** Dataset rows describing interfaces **

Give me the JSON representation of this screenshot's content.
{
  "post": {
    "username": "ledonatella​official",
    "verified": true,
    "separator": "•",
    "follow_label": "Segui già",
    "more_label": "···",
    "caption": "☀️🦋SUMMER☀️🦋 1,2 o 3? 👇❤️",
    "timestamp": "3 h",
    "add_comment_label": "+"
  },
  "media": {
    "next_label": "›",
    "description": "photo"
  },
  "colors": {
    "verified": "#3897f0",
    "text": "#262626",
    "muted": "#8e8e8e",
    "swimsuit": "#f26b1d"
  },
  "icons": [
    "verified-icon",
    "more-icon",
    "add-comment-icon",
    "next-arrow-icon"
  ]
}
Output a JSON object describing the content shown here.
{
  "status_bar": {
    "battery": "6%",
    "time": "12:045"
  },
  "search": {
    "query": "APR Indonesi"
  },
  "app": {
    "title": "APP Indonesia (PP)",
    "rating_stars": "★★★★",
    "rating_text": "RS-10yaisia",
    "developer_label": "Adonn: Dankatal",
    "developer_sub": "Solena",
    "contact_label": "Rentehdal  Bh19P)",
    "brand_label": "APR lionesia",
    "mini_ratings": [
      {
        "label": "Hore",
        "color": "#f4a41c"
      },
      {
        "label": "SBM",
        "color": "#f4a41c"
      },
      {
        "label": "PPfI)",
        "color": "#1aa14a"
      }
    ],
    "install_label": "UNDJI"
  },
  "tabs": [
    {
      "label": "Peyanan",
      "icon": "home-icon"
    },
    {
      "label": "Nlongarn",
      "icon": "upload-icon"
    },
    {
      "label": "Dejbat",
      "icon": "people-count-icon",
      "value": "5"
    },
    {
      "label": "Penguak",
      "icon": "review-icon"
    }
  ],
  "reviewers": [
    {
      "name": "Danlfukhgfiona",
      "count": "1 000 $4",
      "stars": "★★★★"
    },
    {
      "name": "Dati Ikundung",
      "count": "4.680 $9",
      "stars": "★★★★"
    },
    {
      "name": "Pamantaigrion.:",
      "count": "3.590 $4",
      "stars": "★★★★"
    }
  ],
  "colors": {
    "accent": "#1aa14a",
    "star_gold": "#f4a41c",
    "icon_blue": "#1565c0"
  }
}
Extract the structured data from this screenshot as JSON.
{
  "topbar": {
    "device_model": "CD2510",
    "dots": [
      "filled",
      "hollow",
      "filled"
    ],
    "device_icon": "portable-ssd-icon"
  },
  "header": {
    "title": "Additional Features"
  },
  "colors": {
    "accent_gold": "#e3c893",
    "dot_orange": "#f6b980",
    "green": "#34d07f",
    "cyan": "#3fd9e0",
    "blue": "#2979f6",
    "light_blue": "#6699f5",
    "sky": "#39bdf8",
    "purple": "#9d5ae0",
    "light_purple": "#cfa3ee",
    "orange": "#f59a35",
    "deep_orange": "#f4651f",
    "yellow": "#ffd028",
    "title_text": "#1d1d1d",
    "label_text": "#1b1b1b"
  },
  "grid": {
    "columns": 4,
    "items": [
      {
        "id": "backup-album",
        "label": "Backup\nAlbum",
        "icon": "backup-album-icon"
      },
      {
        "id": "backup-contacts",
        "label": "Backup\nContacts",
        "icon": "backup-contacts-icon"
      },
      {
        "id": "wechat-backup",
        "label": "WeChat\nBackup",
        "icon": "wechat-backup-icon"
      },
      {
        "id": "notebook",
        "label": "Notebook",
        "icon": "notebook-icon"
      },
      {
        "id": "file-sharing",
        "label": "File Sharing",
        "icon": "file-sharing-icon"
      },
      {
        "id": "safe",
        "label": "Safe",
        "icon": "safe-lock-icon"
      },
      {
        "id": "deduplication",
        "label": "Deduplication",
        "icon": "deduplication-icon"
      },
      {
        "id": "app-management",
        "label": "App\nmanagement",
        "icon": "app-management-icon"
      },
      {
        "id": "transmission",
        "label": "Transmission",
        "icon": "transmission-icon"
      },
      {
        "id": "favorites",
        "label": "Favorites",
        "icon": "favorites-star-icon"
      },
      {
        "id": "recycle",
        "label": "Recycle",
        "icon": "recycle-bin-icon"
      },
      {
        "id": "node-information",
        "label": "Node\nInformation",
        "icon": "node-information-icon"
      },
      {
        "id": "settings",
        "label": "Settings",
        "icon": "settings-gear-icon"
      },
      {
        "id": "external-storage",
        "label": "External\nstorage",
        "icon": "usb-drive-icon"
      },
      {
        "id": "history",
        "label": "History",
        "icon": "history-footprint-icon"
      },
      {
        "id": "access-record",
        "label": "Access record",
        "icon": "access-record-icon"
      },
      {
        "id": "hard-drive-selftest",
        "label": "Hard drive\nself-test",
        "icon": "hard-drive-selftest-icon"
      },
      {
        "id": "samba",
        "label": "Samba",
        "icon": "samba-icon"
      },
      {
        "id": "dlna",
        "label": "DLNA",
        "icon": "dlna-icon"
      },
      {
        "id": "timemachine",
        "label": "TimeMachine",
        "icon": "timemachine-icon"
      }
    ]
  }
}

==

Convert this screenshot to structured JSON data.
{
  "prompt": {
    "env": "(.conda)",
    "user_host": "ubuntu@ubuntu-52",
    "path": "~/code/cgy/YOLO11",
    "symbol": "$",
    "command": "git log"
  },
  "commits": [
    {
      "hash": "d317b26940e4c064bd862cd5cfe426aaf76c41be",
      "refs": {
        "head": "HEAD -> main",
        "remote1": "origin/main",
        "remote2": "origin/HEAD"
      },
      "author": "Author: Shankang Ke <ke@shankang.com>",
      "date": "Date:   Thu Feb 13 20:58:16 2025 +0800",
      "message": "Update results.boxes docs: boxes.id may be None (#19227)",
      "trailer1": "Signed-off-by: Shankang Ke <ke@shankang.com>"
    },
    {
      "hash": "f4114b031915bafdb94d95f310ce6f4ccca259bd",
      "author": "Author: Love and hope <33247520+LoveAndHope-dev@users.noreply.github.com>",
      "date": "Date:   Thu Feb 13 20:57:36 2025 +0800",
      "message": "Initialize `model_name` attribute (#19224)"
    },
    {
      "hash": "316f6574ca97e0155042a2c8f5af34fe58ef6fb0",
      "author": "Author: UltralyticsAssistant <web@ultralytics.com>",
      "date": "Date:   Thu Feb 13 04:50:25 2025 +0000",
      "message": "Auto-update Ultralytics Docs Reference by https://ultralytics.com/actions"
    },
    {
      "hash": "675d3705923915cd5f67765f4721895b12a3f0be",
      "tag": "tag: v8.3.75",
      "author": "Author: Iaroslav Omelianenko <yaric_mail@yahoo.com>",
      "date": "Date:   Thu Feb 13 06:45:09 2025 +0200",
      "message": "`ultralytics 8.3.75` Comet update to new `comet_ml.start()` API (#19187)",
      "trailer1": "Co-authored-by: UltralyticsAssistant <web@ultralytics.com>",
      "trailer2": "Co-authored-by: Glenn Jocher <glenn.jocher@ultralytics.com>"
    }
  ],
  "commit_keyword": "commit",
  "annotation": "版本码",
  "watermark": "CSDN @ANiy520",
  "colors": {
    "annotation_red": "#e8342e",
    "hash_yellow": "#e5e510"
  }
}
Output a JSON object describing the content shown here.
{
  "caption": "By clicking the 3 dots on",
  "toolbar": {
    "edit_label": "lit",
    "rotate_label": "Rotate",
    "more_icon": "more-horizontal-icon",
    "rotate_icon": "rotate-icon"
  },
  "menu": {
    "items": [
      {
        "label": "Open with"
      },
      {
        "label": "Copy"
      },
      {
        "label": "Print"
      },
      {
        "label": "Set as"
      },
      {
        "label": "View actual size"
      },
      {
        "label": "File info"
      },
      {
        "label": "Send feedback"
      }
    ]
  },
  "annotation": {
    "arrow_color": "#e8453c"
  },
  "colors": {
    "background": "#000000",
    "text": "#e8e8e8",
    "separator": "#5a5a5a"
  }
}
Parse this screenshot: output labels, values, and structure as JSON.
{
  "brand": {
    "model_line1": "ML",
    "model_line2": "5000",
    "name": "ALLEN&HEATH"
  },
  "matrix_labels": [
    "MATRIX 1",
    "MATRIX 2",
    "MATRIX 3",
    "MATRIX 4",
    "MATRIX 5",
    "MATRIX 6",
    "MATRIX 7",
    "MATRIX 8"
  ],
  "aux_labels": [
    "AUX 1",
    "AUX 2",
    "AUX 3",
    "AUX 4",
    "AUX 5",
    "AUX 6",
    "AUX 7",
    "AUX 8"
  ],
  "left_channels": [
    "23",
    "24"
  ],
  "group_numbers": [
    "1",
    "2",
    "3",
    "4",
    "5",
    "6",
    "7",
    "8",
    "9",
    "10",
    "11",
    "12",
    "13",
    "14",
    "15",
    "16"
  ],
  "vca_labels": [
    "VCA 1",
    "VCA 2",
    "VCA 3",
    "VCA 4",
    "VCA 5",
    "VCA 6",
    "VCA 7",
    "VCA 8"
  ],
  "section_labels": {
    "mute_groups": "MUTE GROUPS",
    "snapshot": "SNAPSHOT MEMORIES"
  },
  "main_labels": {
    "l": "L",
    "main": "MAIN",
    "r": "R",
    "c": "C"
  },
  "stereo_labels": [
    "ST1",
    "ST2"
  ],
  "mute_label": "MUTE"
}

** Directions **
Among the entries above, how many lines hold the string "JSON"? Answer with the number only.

** Output for this exercise **
6